Great stuff and very interesting stuff.
Living The Dividend Dream summary and closing thoughts…
Well, lots to unpack here and lots of different lifestyles associated with any investing approach, but here are my takeaways from this latest investor profile. I would be curious to know about yours! From me:
- Dividend investing, while this investing approach has some risk no doubt, I feel it can very financially rewarding over time.
- While any individual company can, could or might occasionally cut their dividend it should be the DIY investor’s focus on the collective performance of their basket of stocks related to their financial goals – that should reward said investors in meeting their financial goals over time. Otherwise, index invest away as you wish if you’re concerned or in major doubt.
- While dividends are never guaranteed (just like stock prices are never guaranteed to go up) by investing in proven companies that reward shareholders AND by building diversification into the DIY stock portfolio, there are many positives that can be gained from an income-replacement approach.
In closing, it is my hope that I can continue to profile many investors on this site for inspiration or other – to highlight there are very personal and interesting paths to wealth building.

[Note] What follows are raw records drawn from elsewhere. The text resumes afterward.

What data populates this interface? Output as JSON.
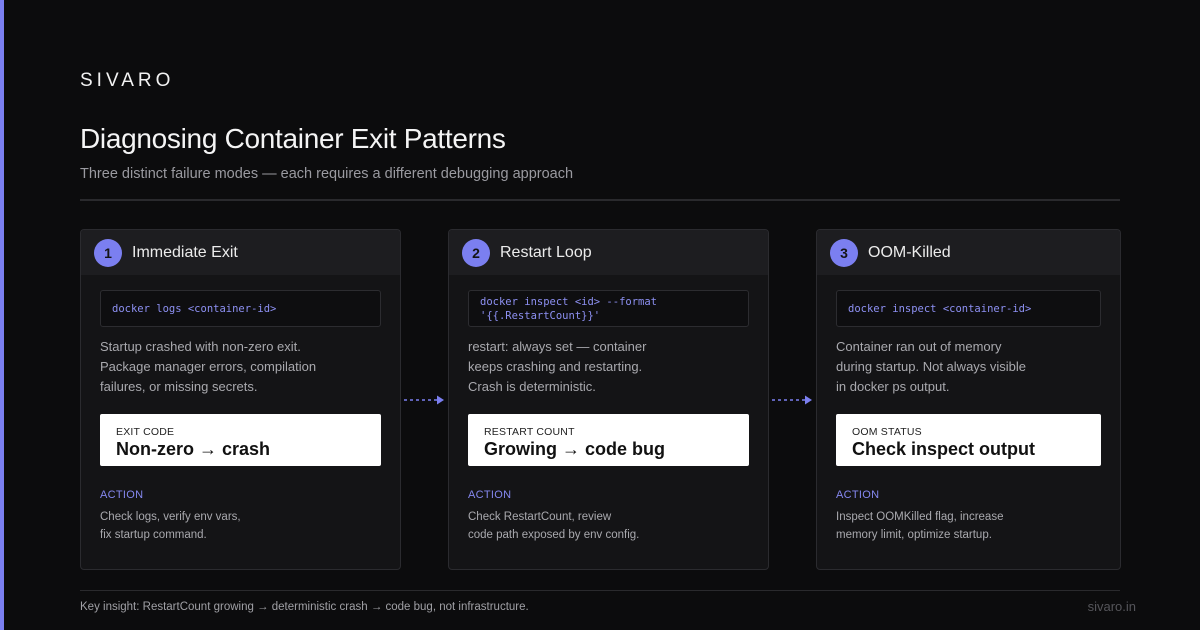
{
  "brand": "SIVARO",
  "title": "Diagnosing Container Exit Patterns",
  "subtitle": "Three distinct failure modes — each requires a different debugging approach",
  "colors": {
    "accent": "#7b7ff0",
    "background": "#0c0c0d",
    "card": "#141416"
  },
  "cards": [
    {
      "number": "1",
      "title": "Immediate Exit",
      "code_lines": [
        "docker logs <container-id>"
      ],
      "description_lines": [
        "Startup crashed with non-zero exit.",
        "Package manager errors, compilation",
        "failures, or missing secrets."
      ],
      "metric_label": "EXIT CODE",
      "metric_value": "Non-zero → crash",
      "action_label": "ACTION",
      "action_lines": [
        "Check logs, verify env vars,",
        "fix startup command."
      ]
    },
    {
      "number": "2",
      "title": "Restart Loop",
      "code_lines": [
        "docker inspect <id> --format",
        "'{{.RestartCount}}'"
      ],
      "description_lines": [
        "restart: always set — container",
        "keeps crashing and restarting.",
        "Crash is deterministic."
      ],
      "metric_label": "RESTART COUNT",
      "metric_value": "Growing → code bug",
      "action_label": "ACTION",
      "action_lines": [
        "Check RestartCount, review",
        "code path exposed by env config."
      ]
    },
    {
      "number": "3",
      "title": "OOM-Killed",
      "code_lines": [
        "docker inspect <container-id>"
      ],
      "description_lines": [
        "Container ran out of memory",
        "during startup. Not always visible",
        "in docker ps output."
      ],
      "metric_label": "OOM STATUS",
      "metric_value": "Check inspect output",
      "action_label": "ACTION",
      "action_lines": [
        "Inspect OOMKilled flag, increase",
        "memory limit, optimize startup."
      ]
    }
  ],
  "footer": {
    "insight": "Key insight: RestartCount growing → deterministic crash → code bug, not infrastructure.",
    "url": "sivaro.in"
  }
}
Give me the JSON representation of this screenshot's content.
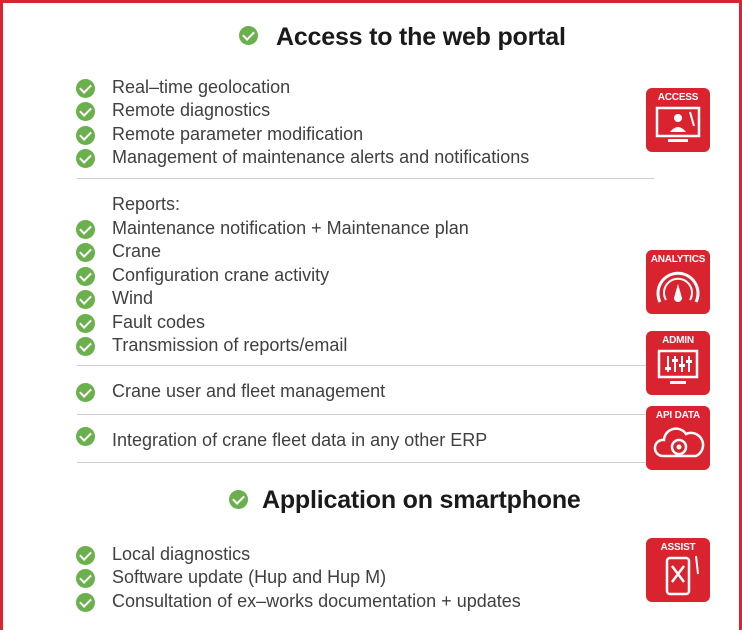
{
  "web_portal": {
    "title": "Access to the web portal",
    "group1": [
      "Real–time geolocation",
      "Remote diagnostics",
      "Remote parameter modification",
      "Management of maintenance alerts and notifications"
    ],
    "reports_label": "Reports:",
    "group2": [
      "Maintenance notification + Maintenance plan",
      "Crane",
      "Configuration crane activity",
      "Wind",
      "Fault codes",
      "Transmission of reports/email"
    ],
    "fleet_item": "Crane user and fleet management",
    "erp_item": "Integration of crane fleet data in any other ERP"
  },
  "smartphone": {
    "title": "Application on smartphone",
    "items": [
      "Local diagnostics",
      "Software update (Hup and Hup M)",
      "Consultation of ex–works documentation + updates"
    ]
  },
  "badges": {
    "access": "ACCESS",
    "analytics": "ANALYTICS",
    "admin": "ADMIN",
    "api_data": "API DATA",
    "assist": "ASSIST"
  },
  "colors": {
    "brand_red": "#d9232e",
    "check_green": "#6ab04c"
  }
}
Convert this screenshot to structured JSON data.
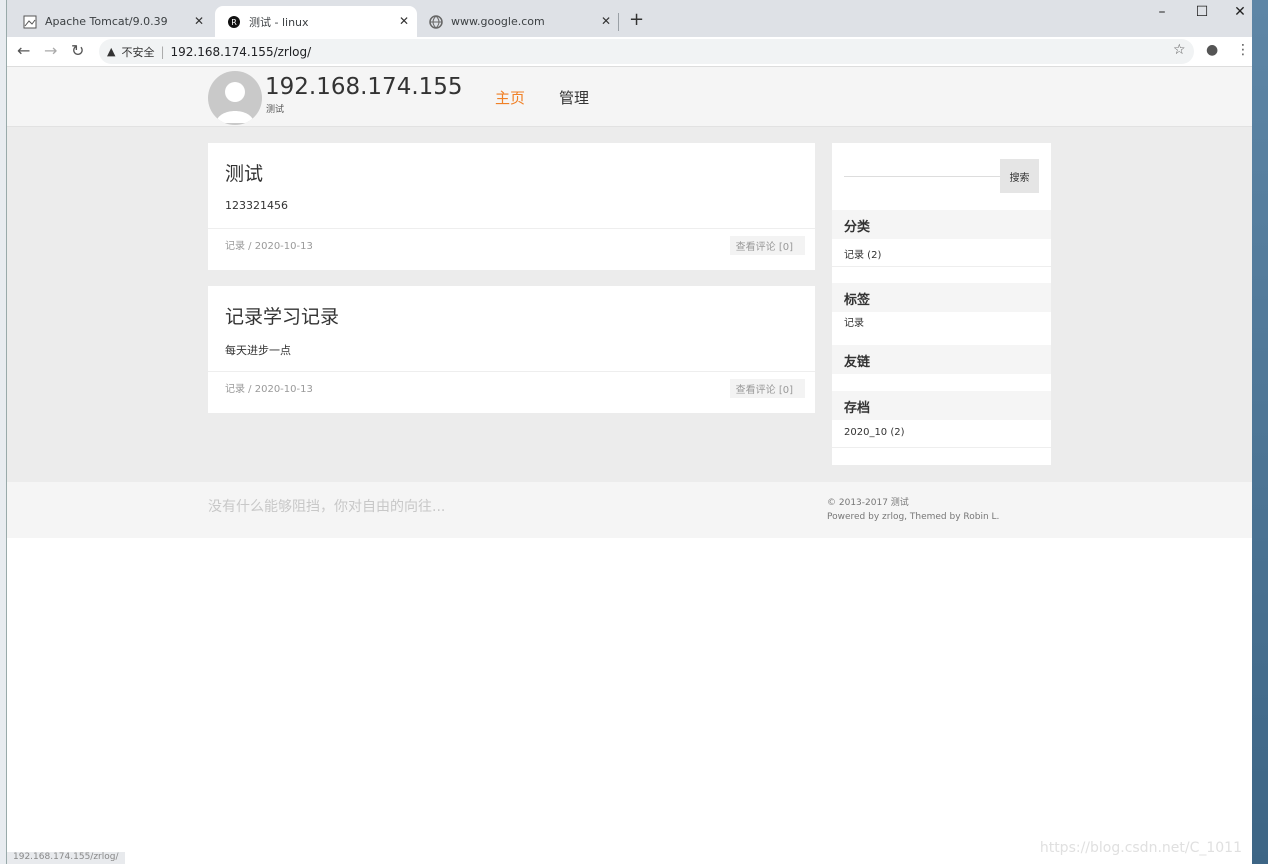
{
  "tabs": [
    {
      "title": "Apache Tomcat/9.0.39"
    },
    {
      "title": "测试 - linux"
    },
    {
      "title": "www.google.com"
    }
  ],
  "address": {
    "security_label": "不安全",
    "url": "192.168.174.155/zrlog/"
  },
  "site": {
    "title": "192.168.174.155",
    "subtitle": "测试",
    "nav": [
      "主页",
      "管理"
    ]
  },
  "posts": [
    {
      "title": "测试",
      "body": "123321456",
      "meta": "记录 / 2020-10-13",
      "comments": "查看评论 [0]"
    },
    {
      "title": "记录学习记录",
      "body": "每天进步一点",
      "meta": "记录 / 2020-10-13",
      "comments": "查看评论 [0]"
    }
  ],
  "sidebar": {
    "search_button": "搜索",
    "categories_title": "分类",
    "categories": [
      "记录 (2)"
    ],
    "tags_title": "标签",
    "tags": [
      "记录"
    ],
    "links_title": "友链",
    "archive_title": "存档",
    "archives": [
      "2020_10 (2)"
    ]
  },
  "footer": {
    "slogan": "没有什么能够阻挡，你对自由的向往...",
    "copyright": "© 2013-2017 测试",
    "powered": "Powered by zrlog, Themed by Robin L."
  },
  "status_url": "192.168.174.155/zrlog/",
  "watermark": "https://blog.csdn.net/C_1011",
  "colors": {
    "accent": "#f08026"
  }
}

You can find The Dream, Dream Girl, aka Dreamer and her very interesting YouTube channel to ask more questions about her investing approach and more below.
YouTube channel: http://youtube.com/@thedividenddream
Mark Seed is a passionate DIY investor who lives in Ottawa. He invests in Canadian and U.S. dividend paying stocks and low-cost Exchange Traded Funds on his quest to own a $1 million portfolio for an early retirement. You can follow Mark’s insights and perspectives on investing, and much more, by visiting My Own Advisor. This blog originally appeared on his site on Feb. 20, 2023 and is republished on the Hub with his permission.